* **YOUR INSTRUCTIONS**
When a line of the entries contains the word "Parameter", report that line.

* **DATASET CONTENT**
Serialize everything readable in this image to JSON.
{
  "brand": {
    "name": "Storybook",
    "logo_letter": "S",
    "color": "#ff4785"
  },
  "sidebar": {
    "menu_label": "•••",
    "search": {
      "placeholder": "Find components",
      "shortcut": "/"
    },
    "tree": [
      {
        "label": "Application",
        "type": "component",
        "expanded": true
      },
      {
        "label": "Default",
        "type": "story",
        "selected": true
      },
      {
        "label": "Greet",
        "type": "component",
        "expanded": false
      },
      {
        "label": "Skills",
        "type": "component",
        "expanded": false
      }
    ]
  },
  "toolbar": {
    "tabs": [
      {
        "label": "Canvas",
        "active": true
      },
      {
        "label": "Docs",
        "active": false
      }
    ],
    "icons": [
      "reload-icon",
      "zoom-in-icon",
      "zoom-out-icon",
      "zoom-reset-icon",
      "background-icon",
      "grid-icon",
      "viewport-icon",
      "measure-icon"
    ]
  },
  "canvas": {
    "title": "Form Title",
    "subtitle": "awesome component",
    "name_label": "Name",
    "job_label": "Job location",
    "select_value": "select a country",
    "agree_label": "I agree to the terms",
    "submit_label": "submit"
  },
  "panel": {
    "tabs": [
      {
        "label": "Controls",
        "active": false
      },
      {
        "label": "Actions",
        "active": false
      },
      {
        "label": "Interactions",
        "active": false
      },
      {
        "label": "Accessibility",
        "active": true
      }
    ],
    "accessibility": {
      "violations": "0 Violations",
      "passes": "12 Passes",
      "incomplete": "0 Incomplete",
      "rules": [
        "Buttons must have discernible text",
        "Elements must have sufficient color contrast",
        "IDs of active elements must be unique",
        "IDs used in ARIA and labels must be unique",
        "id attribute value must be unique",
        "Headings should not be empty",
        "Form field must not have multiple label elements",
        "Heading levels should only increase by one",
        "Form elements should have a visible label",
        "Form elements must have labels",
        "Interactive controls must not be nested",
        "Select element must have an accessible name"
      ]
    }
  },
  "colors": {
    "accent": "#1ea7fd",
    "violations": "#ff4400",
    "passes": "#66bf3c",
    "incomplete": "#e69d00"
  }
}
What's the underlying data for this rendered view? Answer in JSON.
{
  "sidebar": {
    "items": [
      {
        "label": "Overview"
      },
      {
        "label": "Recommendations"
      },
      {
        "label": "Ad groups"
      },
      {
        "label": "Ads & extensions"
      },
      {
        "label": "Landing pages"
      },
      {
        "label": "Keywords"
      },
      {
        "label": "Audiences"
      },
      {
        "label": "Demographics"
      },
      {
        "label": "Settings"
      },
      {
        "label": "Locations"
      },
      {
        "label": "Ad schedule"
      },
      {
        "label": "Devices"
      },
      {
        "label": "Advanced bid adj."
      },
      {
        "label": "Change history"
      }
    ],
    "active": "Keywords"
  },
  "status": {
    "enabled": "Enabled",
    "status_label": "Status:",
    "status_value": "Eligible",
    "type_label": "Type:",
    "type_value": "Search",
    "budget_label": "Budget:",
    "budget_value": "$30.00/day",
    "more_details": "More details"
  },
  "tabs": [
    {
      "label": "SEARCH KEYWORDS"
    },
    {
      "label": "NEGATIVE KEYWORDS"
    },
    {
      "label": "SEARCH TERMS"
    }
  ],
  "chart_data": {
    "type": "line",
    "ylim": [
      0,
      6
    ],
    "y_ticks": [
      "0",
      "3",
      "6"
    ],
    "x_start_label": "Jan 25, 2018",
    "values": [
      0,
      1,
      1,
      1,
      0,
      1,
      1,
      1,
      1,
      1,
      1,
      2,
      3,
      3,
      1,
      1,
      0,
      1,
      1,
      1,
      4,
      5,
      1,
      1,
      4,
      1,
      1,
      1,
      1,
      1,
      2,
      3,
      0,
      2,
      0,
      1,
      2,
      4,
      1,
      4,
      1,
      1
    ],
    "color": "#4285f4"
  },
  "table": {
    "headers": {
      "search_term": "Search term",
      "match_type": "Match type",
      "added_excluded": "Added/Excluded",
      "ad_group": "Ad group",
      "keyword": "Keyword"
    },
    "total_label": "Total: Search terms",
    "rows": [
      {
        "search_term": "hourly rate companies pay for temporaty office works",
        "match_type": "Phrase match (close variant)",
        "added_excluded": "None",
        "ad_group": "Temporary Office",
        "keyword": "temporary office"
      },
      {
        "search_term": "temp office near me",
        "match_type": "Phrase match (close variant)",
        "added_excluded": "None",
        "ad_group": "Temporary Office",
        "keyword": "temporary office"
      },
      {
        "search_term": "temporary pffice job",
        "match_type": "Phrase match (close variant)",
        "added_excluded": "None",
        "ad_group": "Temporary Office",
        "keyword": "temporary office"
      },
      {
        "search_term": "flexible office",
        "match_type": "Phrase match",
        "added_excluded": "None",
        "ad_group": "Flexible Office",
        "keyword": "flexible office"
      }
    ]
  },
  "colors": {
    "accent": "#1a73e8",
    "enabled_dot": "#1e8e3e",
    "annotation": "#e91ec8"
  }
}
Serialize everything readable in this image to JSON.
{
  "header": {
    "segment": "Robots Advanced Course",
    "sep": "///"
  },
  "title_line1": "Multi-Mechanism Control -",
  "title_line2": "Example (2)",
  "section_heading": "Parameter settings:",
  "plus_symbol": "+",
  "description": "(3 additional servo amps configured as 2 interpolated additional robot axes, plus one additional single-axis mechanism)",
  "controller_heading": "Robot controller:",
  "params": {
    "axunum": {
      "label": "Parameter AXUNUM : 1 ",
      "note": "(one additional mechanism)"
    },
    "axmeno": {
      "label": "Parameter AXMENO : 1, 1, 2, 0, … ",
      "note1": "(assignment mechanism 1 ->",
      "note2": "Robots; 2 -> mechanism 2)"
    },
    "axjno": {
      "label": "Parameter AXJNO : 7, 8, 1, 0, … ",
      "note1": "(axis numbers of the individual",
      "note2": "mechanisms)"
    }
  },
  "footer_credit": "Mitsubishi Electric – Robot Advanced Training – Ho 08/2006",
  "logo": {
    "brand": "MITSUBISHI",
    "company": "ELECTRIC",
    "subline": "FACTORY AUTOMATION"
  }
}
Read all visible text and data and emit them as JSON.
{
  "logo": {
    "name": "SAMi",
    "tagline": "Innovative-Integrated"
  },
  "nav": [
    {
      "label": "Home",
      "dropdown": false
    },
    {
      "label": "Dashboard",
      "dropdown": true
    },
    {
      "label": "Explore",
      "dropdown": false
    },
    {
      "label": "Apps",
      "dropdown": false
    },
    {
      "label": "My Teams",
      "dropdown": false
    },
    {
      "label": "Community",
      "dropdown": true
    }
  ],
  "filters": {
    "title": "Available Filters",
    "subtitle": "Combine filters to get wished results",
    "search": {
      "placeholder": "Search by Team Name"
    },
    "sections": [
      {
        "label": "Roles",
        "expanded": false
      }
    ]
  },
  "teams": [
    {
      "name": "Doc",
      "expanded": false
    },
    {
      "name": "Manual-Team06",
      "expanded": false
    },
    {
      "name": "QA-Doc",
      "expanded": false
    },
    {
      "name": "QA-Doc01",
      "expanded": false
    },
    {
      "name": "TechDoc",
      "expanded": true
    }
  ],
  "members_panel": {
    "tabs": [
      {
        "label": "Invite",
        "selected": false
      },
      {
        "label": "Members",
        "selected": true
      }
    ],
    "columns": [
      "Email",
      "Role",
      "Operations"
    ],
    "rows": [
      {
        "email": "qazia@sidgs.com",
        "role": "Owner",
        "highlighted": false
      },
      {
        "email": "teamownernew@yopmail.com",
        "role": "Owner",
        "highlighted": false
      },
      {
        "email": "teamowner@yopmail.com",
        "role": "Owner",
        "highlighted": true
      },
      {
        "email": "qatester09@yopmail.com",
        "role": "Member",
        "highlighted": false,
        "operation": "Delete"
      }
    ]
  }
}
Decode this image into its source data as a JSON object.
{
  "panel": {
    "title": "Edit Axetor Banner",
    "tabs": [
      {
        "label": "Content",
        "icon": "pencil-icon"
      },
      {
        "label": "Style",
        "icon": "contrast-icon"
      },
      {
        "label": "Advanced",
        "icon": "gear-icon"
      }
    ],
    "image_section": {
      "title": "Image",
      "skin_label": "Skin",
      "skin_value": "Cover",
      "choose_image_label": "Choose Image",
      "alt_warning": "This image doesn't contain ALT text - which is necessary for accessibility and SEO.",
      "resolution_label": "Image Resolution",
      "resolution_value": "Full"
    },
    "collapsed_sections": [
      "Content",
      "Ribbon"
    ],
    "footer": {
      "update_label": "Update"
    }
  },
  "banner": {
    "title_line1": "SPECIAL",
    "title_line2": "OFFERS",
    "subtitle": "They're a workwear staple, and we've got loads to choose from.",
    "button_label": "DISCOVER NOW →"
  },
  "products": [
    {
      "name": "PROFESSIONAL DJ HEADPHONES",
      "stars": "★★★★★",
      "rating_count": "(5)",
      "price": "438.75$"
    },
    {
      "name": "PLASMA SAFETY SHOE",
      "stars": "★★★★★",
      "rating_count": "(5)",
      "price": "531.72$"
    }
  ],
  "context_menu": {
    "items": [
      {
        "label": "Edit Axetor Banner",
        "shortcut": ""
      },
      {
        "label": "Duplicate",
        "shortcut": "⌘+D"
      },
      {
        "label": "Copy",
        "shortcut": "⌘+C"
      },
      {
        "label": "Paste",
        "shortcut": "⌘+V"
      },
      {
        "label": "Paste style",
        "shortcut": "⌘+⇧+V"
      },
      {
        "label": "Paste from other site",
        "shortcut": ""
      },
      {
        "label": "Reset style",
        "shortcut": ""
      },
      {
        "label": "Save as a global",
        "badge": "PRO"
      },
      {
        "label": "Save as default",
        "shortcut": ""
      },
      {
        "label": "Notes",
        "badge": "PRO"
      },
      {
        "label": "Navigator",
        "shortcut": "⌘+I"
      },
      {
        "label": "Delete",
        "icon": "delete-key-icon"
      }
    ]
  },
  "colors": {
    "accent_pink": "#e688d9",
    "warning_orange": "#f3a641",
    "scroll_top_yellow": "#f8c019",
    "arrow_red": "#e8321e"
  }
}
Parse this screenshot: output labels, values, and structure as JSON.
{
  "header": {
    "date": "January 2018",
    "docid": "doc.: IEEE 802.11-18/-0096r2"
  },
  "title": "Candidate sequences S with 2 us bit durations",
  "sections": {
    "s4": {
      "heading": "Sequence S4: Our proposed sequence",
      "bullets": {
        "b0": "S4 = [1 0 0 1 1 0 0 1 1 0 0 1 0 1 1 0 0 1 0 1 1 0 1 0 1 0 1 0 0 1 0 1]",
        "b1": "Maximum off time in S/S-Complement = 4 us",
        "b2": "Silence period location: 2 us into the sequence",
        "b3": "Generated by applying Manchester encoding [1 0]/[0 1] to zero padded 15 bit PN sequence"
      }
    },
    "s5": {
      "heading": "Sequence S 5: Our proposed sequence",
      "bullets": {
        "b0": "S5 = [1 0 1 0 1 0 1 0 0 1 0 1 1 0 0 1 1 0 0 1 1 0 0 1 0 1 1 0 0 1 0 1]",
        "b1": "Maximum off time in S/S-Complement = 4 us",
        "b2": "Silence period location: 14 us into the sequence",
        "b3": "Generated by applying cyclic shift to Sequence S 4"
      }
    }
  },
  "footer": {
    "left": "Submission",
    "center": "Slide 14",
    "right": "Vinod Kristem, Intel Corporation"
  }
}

* **SOLUTION TO THIS TASK**
  "section_heading": "Parameter settings:",
      "label": "Parameter AXUNUM : 1 ",
      "label": "Parameter AXMENO : 1, 1, 2, 0, … ",
      "label": "Parameter AXJNO : 7, 8, 1, 0, … ",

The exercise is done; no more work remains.